In the mid ’60s Ben and Janice were both in movies (his included A Rage to Live; hers The Chase), but then the roles dried up. Reluctantly, they moved to California for his best-known role of the doomed attorney (and sometime director) of NBC’s Run for Your Life, but the grind almost ruined their marriage. “When you’ve been spoiled by playing in works by top authors,” he says, “it’s punishing to do inferior material.” Also, he admits, “I was in a manic state, and a little too much boozing went on. There were slam-bang fights in public places. I have to give Janice four stars for hanging in there.”

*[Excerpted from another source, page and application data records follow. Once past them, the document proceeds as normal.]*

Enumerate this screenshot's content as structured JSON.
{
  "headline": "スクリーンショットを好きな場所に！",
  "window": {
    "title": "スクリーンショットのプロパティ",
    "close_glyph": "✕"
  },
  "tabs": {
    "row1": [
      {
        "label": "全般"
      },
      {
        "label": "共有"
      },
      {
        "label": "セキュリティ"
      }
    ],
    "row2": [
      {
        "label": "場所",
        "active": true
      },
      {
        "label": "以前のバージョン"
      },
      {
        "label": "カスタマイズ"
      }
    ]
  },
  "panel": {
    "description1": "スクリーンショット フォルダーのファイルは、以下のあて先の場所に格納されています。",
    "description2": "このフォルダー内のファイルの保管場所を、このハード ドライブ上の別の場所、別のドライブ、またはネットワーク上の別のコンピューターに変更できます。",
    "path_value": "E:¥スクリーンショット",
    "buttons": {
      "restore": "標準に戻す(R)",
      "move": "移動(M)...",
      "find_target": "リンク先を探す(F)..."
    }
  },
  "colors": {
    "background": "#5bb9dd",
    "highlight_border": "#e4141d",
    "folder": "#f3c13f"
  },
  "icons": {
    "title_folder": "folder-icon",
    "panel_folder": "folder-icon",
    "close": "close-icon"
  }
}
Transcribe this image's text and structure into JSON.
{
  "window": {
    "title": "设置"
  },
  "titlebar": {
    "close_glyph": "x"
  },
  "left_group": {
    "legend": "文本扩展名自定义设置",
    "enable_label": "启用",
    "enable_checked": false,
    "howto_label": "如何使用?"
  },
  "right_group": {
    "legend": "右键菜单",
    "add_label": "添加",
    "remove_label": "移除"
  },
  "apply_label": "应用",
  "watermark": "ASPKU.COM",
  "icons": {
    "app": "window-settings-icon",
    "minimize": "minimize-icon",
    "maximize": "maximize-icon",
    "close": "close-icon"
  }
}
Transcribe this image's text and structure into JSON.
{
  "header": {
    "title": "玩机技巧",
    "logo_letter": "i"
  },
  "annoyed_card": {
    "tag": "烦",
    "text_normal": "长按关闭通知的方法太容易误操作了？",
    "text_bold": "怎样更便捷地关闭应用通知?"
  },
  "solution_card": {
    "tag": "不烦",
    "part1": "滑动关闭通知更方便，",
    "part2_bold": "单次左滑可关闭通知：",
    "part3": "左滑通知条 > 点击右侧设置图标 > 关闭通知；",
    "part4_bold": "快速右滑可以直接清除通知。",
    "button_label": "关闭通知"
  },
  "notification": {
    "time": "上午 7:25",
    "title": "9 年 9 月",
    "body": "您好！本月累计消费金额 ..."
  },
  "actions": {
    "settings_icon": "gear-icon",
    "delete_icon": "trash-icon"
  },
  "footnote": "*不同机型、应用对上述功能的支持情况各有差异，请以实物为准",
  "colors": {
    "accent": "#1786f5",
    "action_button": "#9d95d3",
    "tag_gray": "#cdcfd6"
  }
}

They still have a four-bedroom house in Westwood, where Rule stays during her current studies at the Southern California Psychiatric Institute. Their younger daughter, Liz, 17, agreed to shift to an L.A. school to be with Mom. (Says Janice: “I was terribly moved by her compassion.”) Ben calls Liz “the Italian” in the family, and next year she’ll study art in Florence. Their home base remains their old ten-room pad on Manhattan’s Riverside Drive, and their other daughter (by Rule’s second marriage), Kate, 19, a carpenter’s apprentice, is now staying there with Ben.
Janice is still trying to sort out how “a strange bird” like herself will apply her psychiatric training. She’s determined to use her new discipline, says Rule, to correct the simplistic, scholarly interpretations of the past holding that actors are “exhibitionists fixated at the age level of 2 or 3.”
Anyway, Gazzara (whose last movies, Capone and The Killing of A Chinese Bookie, were DOA at the box-office) has no hangups about supporting Janice’s new career. “When the kids were growing up, she turned down a lot of work.” Ben already sounds like a man who knows how to avoid a fixated state.